__Aim of the task__:
Only the lines with "personnelles" in the entries below belong in the answer; please copy them.

Dataset rows describing interfaces:

+ + + + + + +

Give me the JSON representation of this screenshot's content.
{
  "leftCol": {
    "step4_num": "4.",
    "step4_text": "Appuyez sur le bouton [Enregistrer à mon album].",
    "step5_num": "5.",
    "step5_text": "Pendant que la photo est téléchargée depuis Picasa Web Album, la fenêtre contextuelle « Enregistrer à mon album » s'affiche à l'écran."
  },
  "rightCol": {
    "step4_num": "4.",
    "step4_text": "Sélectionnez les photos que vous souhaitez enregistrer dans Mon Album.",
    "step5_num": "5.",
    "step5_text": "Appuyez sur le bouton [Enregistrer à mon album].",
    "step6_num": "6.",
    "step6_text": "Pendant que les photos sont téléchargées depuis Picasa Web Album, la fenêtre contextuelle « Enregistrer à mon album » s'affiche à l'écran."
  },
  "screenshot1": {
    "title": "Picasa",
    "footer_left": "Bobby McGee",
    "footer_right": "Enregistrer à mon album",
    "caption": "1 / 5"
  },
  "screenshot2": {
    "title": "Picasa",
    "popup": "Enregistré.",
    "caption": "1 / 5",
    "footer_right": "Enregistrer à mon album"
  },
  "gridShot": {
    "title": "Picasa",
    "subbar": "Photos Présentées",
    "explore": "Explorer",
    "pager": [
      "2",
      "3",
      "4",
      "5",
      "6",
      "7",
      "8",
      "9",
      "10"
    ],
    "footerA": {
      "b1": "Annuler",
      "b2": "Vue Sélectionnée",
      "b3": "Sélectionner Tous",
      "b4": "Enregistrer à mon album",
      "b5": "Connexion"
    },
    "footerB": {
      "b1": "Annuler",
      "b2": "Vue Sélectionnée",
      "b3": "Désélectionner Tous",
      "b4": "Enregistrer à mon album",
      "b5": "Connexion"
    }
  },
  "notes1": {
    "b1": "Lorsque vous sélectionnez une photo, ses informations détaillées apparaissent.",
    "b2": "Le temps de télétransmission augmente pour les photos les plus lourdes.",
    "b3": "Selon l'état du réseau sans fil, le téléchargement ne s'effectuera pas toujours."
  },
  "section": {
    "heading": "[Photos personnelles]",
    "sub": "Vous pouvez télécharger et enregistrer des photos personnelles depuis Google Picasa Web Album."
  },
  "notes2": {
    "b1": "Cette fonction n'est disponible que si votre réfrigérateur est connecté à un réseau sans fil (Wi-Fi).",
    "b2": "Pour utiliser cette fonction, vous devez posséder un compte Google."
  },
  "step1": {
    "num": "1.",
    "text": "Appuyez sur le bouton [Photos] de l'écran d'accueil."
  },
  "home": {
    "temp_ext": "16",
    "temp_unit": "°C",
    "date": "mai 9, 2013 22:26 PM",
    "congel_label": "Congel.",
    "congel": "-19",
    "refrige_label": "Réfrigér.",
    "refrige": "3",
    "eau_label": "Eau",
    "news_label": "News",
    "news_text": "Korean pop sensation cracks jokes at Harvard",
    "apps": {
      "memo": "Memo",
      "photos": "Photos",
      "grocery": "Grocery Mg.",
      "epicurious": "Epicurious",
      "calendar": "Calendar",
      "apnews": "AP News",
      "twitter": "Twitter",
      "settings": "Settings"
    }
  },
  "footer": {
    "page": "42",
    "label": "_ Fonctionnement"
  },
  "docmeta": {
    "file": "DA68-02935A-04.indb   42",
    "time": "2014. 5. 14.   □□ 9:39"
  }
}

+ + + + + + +

__Written response__:
    "heading": "[Photos personnelles]",
    "sub": "Vous pouvez télécharger et enregistrer des photos personnelles depuis Google Picasa Web Album."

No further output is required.